▶ **ABOUT THIS EXERCISE**
The answer must be every line of the records below that holds the word "carboidratos".

Data about app and page elements:
--------------------
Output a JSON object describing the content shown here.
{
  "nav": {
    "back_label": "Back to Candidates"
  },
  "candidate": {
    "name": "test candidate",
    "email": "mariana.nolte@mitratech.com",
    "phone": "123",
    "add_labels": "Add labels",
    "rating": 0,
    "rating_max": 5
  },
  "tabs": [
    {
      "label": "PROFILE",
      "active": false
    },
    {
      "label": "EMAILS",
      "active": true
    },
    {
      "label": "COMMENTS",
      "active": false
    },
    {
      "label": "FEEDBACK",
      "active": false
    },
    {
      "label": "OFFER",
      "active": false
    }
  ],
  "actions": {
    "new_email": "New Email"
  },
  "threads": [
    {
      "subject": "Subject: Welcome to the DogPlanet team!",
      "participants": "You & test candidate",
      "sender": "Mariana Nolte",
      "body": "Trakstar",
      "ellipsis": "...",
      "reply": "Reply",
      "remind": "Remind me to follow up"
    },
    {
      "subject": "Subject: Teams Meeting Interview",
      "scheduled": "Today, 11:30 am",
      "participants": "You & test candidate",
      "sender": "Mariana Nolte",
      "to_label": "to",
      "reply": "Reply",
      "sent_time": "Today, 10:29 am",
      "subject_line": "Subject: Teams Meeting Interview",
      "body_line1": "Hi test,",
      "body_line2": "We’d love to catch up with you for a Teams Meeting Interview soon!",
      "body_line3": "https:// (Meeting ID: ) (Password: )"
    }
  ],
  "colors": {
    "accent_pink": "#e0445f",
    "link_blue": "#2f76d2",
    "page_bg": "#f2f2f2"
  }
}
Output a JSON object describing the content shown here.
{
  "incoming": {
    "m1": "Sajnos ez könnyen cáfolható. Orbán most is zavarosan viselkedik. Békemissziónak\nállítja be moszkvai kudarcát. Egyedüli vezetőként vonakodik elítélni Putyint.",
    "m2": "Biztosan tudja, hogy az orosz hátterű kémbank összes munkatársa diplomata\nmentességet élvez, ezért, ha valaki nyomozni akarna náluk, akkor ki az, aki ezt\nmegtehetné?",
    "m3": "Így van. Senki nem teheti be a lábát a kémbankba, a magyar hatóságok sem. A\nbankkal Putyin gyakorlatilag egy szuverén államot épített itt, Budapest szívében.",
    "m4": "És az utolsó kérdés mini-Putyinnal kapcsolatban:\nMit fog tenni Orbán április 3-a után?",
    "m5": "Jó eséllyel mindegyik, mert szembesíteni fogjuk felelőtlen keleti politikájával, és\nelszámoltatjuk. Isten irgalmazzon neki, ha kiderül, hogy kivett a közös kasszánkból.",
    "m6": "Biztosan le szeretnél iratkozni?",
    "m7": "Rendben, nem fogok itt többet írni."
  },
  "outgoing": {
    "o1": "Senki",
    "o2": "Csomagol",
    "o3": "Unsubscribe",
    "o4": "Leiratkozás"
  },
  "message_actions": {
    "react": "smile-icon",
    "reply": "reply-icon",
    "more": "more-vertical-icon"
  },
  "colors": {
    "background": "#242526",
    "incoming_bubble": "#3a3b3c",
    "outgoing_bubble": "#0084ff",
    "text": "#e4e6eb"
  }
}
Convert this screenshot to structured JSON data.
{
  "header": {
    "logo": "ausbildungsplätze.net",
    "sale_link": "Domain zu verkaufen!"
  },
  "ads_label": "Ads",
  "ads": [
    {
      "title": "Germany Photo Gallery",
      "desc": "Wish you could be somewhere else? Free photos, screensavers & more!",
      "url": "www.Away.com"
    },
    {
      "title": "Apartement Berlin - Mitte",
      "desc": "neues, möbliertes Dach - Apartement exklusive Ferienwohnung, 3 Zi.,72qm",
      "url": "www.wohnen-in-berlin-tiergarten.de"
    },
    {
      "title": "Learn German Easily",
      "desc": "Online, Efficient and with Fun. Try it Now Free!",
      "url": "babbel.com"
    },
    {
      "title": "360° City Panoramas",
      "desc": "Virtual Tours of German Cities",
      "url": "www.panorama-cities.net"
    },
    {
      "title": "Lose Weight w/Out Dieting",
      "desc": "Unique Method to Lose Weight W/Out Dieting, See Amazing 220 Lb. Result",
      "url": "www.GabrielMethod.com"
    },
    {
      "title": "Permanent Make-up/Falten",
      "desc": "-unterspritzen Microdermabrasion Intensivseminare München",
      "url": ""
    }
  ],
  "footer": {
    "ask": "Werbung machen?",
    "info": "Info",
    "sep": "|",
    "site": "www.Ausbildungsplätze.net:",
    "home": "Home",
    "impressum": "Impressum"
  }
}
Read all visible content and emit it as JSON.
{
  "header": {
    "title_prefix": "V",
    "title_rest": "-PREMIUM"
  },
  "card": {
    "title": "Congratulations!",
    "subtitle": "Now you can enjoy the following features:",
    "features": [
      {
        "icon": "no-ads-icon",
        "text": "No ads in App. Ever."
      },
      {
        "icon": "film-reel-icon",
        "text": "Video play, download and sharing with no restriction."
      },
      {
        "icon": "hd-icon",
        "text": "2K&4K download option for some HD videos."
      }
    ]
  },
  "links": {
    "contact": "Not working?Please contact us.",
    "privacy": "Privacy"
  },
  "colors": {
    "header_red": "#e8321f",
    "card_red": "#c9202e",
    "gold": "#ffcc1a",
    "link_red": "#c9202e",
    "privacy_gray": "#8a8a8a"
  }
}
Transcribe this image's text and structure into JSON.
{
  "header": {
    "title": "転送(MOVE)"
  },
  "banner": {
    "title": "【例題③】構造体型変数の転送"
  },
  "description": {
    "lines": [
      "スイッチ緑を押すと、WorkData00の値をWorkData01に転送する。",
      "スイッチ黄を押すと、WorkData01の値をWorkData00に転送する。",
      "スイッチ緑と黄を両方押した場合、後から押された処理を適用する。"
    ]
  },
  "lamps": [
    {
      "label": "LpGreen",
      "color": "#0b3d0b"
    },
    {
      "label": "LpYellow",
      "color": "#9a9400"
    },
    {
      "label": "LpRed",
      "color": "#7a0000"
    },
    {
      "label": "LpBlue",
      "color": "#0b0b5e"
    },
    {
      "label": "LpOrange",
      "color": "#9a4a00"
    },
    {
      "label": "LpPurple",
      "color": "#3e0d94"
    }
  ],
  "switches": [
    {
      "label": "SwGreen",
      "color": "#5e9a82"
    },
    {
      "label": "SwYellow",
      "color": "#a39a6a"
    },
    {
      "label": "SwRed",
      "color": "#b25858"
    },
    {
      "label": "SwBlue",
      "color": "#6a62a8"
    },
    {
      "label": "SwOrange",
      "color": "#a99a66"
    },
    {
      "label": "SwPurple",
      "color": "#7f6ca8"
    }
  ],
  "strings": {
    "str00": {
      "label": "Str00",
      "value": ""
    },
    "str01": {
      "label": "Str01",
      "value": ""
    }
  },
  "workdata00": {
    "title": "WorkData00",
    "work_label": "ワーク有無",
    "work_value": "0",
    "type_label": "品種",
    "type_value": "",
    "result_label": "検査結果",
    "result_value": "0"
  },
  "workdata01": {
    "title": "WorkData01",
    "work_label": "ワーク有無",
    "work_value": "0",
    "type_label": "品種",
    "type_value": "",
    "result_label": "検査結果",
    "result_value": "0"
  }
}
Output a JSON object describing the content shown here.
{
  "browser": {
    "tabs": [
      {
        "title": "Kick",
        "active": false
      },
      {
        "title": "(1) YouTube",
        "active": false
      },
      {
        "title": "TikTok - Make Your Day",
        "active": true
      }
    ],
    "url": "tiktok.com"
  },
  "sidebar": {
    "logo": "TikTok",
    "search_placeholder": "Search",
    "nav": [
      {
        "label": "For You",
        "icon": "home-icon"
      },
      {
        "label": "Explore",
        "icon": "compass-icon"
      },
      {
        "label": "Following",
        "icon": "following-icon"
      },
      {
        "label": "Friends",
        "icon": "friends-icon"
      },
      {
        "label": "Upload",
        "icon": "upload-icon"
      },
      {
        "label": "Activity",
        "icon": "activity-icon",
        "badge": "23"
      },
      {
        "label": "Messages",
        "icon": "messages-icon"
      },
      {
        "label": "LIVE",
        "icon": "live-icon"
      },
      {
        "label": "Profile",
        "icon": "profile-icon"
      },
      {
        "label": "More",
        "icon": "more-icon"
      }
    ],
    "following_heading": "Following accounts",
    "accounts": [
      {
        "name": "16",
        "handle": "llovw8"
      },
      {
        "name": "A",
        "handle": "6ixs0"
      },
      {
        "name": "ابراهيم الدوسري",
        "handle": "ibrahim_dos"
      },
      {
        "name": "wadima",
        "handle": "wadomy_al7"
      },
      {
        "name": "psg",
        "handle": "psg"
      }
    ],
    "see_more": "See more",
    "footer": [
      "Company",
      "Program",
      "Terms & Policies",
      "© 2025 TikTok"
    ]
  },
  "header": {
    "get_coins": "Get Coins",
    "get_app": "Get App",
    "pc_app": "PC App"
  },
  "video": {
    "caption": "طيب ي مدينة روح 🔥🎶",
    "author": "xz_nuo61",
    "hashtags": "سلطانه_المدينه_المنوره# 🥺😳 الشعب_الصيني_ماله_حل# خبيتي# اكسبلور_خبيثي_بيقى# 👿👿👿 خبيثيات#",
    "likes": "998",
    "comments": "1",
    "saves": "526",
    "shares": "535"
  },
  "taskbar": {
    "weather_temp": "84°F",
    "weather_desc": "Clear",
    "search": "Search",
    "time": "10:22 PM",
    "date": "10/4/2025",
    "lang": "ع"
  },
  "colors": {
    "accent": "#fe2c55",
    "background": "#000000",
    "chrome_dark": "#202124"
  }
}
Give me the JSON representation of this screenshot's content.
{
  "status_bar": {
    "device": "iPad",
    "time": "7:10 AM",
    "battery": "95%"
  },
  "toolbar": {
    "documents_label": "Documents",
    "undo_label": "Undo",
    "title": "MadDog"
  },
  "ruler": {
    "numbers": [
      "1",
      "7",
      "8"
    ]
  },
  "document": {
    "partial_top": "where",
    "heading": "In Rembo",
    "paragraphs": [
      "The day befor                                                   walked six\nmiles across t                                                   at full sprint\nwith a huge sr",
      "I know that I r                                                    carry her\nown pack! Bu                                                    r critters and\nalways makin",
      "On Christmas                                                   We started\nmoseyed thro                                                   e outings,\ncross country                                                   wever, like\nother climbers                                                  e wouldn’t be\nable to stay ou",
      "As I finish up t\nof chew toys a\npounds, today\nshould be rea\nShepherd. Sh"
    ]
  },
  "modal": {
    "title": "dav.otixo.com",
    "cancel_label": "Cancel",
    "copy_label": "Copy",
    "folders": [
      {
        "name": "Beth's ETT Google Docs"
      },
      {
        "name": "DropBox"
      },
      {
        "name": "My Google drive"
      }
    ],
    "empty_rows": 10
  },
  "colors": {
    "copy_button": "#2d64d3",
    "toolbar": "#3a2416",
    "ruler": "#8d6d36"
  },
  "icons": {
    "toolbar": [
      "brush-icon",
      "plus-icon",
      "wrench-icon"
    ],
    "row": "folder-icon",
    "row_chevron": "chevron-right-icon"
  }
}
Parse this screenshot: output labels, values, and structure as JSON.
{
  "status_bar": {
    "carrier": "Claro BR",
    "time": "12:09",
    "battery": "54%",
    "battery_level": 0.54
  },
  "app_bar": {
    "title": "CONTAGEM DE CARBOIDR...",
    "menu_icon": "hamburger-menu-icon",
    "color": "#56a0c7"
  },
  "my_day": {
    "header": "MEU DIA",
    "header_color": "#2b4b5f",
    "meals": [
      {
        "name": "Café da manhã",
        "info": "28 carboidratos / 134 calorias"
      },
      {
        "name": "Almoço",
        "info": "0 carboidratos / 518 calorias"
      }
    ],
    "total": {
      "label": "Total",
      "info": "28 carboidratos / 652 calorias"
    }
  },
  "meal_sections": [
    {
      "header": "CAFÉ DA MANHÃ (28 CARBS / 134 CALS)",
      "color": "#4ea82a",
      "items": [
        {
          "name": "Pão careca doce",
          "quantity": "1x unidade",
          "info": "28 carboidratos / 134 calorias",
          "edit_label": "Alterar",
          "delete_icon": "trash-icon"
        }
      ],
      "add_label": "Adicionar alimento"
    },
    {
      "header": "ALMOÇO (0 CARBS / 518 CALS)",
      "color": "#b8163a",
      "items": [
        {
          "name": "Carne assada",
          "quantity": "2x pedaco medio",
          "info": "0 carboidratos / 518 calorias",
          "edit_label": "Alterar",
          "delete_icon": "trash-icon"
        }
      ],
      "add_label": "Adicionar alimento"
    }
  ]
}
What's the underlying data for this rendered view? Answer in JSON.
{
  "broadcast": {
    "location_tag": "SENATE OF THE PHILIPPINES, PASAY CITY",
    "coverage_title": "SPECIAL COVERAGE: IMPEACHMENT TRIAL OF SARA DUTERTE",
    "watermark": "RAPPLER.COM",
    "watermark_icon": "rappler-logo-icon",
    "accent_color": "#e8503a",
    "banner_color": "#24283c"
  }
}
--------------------
▶ **EXERCISE RESULT**
        "info": "28 carboidratos / 134 calorias"
        "info": "0 carboidratos / 518 calorias"
      "info": "28 carboidratos / 652 calorias"
          "info": "28 carboidratos / 134 calorias",
          "info": "0 carboidratos / 518 calorias",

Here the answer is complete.